Data protection and insider trading regulation—regulating information in the market
Let’s assume that personal data is a commodity, that can be traded by the individual for some utility. This is not quite true, but can give us an interesting perspective.
The EC data protection directive (EC/95/56, based on the ETS 108 and OECD guidelines) stipulates that the controller tells the subject (non-exhaustive):
- what data is being gathered
- what it’s going to be used for
- who it may be disclosed to
- which facts must the subject disclose to fulfill an agreement under consideration
Now this can be seen as a mechanism for creating a market with near-perfect information. These regulations fix the value of the data for the buyer (the controller). They both disallow the buyer to use their (alleged) superior knowledge of the potential value of the data, and they limit the rise of that value in the future. An optimal description of the data use could now be seen as something which the seller (the subject) can get the most accurate valuation of the data.

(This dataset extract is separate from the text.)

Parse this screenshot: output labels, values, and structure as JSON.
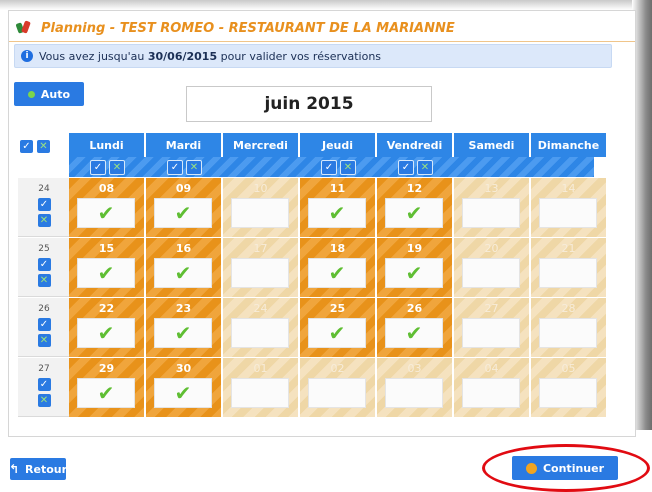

So the EC data protection, instead of inhibiting a market for personal data, can be seen as a very Adam Smithian attempt at creating the optimal market for such.
These kinds of restrictions on the use of superior knowledge are of course analogous to insider trading regulation and reporting requirement in stock markets. And stock markets, I think, are generally agreed to be just that—markets.